I think that with all the betrayals, Walt and Michael have their own soul searching to do. And the rest were probably considered by the writers as to be not part of the ‘core’ group that we have identified with.
I were to continue the Dr Who comparisons, Lost probably doesn’t stand up with the stick poking as much either, purely because that’s not what we should be worried about.
Yeah I guess – they’ve sadly been forgotten for a while, but, like Ben, maybe they would’ve been in that church if they had a bit more character development… it’s hard not to leave some behind.
They could have definitely streamlined some parts of the last 3 seasons, given that they knew it was going to end. I don’t know what they should definitely cut off the top of my head, but I definitely feel that since they didn’t want to answer what the island was, reminding us that those bodies were Jacob’s step mom’s and brother’s seem largely unnecessary. It did introduce the light to us, which was important in the end, but…. well.
I do think that I can happily afford to forget the last say 2 minutes of sideways time and not ‘know’ where they’re heading off to. And imagining jack’s death as the end of the show.
It’s definitely strange to have all the religious imagery pay off in the then Church of All Religions (except scientologists?). I wonder if they were being clever by having Christian Shepard stand at the stained glass window (the weirdest one in the world in perhaps the weirdest room in the world) with the light shining out in rays past his head. Maybe this is a close as they’d let on as to where they are… some form of multi-coloured heaven?
Yah. Too heavy handed on the religous symbolism. I would have been perfectly fine not having the sideways time being explained.
But what a way to bookend the show, to end the series, to bring everything to a close. The bamboo grove, and the closing eye, the Ajira flight safely flying past. What a way to go. And I don’t think we’ve even covered 50% of all the awesome the final episode gave us, not to mention all the awesome the entire series did.
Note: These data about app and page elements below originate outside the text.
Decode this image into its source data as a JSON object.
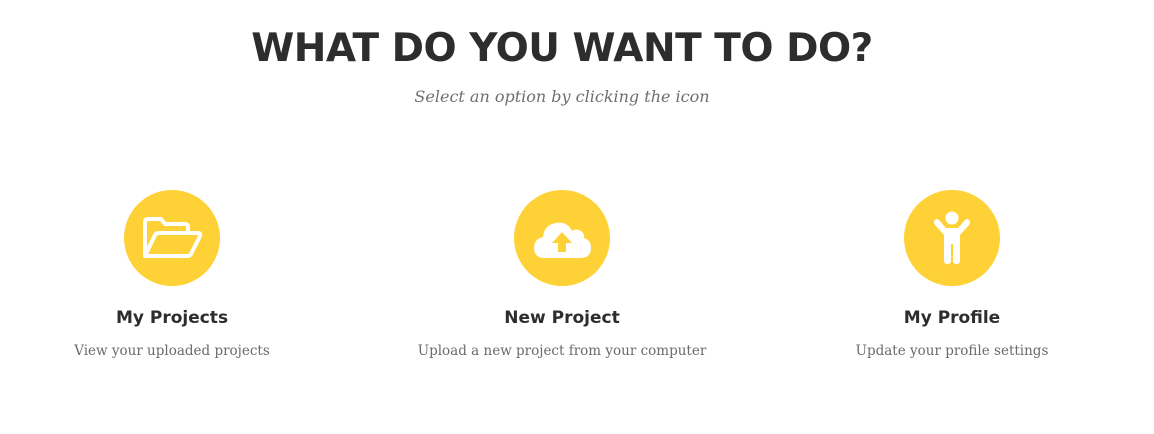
{
  "header": {
    "title": "WHAT DO YOU WANT TO DO?",
    "subtitle": "Select an option by clicking the icon"
  },
  "theme": {
    "accent": "#fed136",
    "heading_color": "#2d2d2d",
    "text_muted": "#6f6f6f"
  },
  "options": [
    {
      "icon": "folder-open-icon",
      "title": "My Projects",
      "description": "View your uploaded projects"
    },
    {
      "icon": "cloud-upload-icon",
      "title": "New Project",
      "description": "Upload a new project from your computer"
    },
    {
      "icon": "child-person-icon",
      "title": "My Profile",
      "description": "Update your profile settings"
    }
  ]
}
There’s just too much to say.
For all its flaws, Lost has been a grand ride, and I don’t think I would have it any other way.
Lost gave us an end that could’ve been better (I myself am not a fan of the dream/vision/purgatory route), but it also gave us great beginnings and middles, so all in all, I still say that I’m a Lost believer.